**** Data for this exercise

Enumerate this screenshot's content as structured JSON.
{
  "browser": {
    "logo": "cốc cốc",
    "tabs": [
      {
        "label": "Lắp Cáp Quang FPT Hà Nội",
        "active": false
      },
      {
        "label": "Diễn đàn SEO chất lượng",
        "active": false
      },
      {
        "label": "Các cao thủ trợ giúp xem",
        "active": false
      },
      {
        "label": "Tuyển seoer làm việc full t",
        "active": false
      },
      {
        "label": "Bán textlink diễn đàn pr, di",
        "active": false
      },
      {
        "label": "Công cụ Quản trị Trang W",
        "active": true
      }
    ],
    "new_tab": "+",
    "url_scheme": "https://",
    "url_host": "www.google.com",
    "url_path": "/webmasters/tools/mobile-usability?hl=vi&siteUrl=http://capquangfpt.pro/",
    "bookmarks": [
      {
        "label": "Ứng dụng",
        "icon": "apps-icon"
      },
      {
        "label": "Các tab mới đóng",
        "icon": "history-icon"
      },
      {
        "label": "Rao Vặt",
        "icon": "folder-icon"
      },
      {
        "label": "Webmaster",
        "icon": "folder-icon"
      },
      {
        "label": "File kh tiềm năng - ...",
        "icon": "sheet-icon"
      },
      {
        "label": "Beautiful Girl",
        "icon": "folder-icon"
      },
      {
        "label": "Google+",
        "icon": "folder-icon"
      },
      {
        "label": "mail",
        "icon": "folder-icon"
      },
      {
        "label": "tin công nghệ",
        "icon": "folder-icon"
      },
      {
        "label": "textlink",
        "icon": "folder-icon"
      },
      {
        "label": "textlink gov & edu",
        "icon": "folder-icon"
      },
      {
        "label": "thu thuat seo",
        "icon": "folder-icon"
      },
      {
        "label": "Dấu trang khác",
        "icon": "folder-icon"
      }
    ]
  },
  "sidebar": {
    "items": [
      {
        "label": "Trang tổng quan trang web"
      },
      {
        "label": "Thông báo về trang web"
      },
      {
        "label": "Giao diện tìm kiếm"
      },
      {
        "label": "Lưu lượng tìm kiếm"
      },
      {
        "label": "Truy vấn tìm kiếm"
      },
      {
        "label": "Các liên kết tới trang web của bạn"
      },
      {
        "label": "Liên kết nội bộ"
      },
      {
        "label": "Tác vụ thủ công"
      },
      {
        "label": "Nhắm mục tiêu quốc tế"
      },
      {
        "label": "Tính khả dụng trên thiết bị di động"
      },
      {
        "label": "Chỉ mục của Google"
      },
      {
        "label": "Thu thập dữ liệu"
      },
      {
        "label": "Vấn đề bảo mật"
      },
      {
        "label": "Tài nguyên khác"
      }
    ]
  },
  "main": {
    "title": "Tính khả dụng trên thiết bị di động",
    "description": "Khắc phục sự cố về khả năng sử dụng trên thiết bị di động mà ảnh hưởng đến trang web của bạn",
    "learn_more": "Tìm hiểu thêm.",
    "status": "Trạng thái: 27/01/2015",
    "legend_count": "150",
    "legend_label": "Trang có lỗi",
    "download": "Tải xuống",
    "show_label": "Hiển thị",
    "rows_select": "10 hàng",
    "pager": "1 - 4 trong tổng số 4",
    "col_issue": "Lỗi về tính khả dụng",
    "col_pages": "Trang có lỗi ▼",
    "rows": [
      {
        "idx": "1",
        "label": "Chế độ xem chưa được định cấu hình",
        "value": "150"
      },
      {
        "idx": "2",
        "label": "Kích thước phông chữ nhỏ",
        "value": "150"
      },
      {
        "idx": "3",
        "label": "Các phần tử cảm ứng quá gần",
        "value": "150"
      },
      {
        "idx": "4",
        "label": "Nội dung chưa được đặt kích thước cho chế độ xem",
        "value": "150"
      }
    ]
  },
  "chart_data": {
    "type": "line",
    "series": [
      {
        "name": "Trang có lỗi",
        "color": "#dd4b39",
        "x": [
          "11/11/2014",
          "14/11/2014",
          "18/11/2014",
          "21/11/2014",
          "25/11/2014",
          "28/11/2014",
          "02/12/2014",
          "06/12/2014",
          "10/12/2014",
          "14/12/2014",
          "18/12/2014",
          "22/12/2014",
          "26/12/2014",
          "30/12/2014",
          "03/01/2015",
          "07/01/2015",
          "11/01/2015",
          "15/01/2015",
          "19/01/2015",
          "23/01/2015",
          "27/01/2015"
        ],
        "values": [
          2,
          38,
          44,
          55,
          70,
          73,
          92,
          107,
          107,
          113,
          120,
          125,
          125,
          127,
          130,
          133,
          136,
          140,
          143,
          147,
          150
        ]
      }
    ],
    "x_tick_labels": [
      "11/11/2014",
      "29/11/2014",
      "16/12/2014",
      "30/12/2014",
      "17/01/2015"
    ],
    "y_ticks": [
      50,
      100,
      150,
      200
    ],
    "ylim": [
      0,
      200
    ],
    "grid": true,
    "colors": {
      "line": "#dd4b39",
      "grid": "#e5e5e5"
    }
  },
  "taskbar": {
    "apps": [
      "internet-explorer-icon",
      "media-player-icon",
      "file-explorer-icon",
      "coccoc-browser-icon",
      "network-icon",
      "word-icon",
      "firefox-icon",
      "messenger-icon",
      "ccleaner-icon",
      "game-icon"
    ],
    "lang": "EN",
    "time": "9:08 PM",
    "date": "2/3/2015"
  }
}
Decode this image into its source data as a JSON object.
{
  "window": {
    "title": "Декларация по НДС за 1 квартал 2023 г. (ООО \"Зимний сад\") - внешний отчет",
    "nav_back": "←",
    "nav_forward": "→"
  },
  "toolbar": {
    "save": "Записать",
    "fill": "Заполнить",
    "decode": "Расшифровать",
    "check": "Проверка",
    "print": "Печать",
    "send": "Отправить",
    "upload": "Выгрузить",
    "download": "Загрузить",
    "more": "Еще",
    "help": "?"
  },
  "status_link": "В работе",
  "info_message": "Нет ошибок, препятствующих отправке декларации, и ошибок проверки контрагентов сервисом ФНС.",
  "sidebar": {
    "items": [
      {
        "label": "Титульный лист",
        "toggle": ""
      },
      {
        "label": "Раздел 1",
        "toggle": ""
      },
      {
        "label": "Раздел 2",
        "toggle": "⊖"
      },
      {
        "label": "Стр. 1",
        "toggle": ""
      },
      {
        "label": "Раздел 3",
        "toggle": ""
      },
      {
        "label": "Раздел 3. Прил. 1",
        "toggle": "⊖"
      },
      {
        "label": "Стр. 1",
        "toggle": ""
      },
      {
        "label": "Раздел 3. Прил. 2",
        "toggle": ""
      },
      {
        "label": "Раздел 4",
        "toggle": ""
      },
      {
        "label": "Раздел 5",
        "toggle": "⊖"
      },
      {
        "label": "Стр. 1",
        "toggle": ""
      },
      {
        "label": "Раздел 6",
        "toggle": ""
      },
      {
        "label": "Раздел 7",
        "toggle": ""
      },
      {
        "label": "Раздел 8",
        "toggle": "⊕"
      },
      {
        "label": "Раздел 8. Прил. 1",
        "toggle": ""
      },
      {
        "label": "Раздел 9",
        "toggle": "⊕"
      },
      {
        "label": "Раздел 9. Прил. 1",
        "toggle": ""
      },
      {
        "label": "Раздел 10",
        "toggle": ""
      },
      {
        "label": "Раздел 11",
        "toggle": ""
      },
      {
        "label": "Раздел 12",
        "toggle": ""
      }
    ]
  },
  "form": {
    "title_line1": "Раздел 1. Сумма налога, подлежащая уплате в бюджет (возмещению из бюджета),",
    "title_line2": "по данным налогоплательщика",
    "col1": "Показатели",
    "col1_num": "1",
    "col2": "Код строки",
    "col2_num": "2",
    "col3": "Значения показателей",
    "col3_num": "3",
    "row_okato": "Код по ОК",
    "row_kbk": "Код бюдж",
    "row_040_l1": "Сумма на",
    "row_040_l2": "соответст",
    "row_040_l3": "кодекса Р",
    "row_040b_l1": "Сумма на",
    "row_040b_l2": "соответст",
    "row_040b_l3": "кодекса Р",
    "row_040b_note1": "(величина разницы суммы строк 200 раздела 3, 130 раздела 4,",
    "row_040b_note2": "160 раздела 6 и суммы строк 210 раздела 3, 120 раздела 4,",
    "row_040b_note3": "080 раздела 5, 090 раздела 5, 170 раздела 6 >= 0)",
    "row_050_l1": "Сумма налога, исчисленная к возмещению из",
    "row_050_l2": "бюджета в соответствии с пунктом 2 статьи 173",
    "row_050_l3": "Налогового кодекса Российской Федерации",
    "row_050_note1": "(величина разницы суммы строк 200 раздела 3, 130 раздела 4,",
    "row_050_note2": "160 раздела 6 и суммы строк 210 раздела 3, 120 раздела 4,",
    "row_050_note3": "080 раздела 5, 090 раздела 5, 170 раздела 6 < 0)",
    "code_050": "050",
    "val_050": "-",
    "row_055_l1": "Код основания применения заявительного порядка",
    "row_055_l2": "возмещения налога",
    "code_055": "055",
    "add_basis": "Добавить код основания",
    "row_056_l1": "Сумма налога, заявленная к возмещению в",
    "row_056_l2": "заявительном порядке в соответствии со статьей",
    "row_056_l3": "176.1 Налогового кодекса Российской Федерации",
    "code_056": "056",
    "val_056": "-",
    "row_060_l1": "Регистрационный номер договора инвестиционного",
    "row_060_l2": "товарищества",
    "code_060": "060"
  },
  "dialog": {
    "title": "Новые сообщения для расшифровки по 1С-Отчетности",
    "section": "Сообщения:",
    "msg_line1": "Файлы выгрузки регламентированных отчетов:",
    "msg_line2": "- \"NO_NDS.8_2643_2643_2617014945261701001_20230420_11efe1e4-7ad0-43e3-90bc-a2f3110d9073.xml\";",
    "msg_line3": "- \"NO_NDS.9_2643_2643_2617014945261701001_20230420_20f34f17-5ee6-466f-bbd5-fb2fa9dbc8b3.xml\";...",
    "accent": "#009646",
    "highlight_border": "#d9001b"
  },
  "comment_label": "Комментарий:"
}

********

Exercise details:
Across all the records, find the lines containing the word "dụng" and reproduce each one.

Task result:
        "label": "Ứng dụng",
        "label": "Tính khả dụng trên thiết bị di động"
    "title": "Tính khả dụng trên thiết bị di động",
    "description": "Khắc phục sự cố về khả năng sử dụng trên thiết bị di động mà ảnh hưởng đến trang web của bạn",
    "col_issue": "Lỗi về tính khả dụng",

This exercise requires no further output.